» **WORK INSTRUCTION**:
Print the records exactly as written, and let no picture into the answer.

» **PROVIDED MATERIAL**:
* * * * * * * * *
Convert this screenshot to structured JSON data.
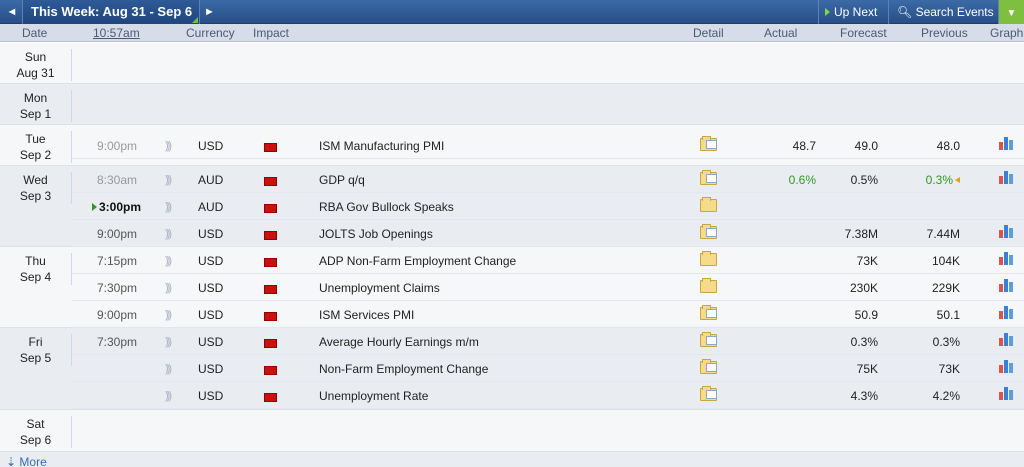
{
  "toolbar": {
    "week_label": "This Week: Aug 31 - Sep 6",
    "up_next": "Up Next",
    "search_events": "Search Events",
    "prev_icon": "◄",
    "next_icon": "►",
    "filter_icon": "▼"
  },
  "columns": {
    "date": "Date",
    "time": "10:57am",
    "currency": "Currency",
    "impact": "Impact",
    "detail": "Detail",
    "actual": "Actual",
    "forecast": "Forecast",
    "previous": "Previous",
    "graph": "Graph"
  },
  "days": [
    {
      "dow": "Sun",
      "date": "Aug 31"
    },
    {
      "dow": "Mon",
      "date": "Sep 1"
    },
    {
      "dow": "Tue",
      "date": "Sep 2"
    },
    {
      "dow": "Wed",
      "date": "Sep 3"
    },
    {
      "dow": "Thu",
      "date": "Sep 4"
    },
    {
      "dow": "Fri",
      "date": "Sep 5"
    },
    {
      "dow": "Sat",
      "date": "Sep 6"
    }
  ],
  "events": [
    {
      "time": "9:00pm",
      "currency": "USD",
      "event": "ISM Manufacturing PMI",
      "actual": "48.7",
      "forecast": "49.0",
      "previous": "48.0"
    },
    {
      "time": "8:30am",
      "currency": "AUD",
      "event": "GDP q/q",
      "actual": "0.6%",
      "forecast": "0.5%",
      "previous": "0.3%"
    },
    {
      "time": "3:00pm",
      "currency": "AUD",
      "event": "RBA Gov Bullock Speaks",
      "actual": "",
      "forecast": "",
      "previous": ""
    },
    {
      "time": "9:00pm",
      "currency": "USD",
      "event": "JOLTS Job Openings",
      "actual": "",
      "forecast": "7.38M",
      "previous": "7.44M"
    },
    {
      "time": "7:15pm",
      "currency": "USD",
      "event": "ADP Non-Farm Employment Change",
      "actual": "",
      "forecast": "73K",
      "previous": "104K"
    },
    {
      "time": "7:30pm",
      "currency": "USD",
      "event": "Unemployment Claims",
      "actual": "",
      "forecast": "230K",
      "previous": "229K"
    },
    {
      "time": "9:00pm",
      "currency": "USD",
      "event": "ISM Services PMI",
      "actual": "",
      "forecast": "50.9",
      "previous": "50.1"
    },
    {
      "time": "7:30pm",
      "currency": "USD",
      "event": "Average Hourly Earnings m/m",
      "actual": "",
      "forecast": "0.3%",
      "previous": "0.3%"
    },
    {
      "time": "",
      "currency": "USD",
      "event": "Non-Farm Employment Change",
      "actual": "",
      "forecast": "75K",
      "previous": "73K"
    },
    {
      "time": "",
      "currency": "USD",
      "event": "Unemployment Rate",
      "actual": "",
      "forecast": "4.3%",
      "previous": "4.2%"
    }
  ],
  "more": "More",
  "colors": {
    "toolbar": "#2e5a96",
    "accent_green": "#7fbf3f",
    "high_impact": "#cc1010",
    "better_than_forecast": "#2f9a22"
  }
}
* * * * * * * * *
» **THE COMPLETED TASK**:
Convert this screenshot to structured JSON data.
{
  "toolbar": {
    "week_label": "This Week: Aug 31 - Sep 6",
    "up_next": "Up Next",
    "search_events": "Search Events",
    "prev_icon": "◄",
    "next_icon": "►",
    "filter_icon": "▼"
  },
  "columns": {
    "date": "Date",
    "time": "10:57am",
    "currency": "Currency",
    "impact": "Impact",
    "detail": "Detail",
    "actual": "Actual",
    "forecast": "Forecast",
    "previous": "Previous",
    "graph": "Graph"
  },
  "days": [
    {
      "dow": "Sun",
      "date": "Aug 31"
    },
    {
      "dow": "Mon",
      "date": "Sep 1"
    },
    {
      "dow": "Tue",
      "date": "Sep 2"
    },
    {
      "dow": "Wed",
      "date": "Sep 3"
    },
    {
      "dow": "Thu",
      "date": "Sep 4"
    },
    {
      "dow": "Fri",
      "date": "Sep 5"
    },
    {
      "dow": "Sat",
      "date": "Sep 6"
    }
  ],
  "events": [
    {
      "time": "9:00pm",
      "currency": "USD",
      "event": "ISM Manufacturing PMI",
      "actual": "48.7",
      "forecast": "49.0",
      "previous": "48.0"
    },
    {
      "time": "8:30am",
      "currency": "AUD",
      "event": "GDP q/q",
      "actual": "0.6%",
      "forecast": "0.5%",
      "previous": "0.3%"
    },
    {
      "time": "3:00pm",
      "currency": "AUD",
      "event": "RBA Gov Bullock Speaks",
      "actual": "",
      "forecast": "",
      "previous": ""
    },
    {
      "time": "9:00pm",
      "currency": "USD",
      "event": "JOLTS Job Openings",
      "actual": "",
      "forecast": "7.38M",
      "previous": "7.44M"
    },
    {
      "time": "7:15pm",
      "currency": "USD",
      "event": "ADP Non-Farm Employment Change",
      "actual": "",
      "forecast": "73K",
      "previous": "104K"
    },
    {
      "time": "7:30pm",
      "currency": "USD",
      "event": "Unemployment Claims",
      "actual": "",
      "forecast": "230K",
      "previous": "229K"
    },
    {
      "time": "9:00pm",
      "currency": "USD",
      "event": "ISM Services PMI",
      "actual": "",
      "forecast": "50.9",
      "previous": "50.1"
    },
    {
      "time": "7:30pm",
      "currency": "USD",
      "event": "Average Hourly Earnings m/m",
      "actual": "",
      "forecast": "0.3%",
      "previous": "0.3%"
    },
    {
      "time": "",
      "currency": "USD",
      "event": "Non-Farm Employment Change",
      "actual": "",
      "forecast": "75K",
      "previous": "73K"
    },
    {
      "time": "",
      "currency": "USD",
      "event": "Unemployment Rate",
      "actual": "",
      "forecast": "4.3%",
      "previous": "4.2%"
    }
  ],
  "more": "More",
  "colors": {
    "toolbar": "#2e5a96",
    "accent_green": "#7fbf3f",
    "high_impact": "#cc1010",
    "better_than_forecast": "#2f9a22"
  }
}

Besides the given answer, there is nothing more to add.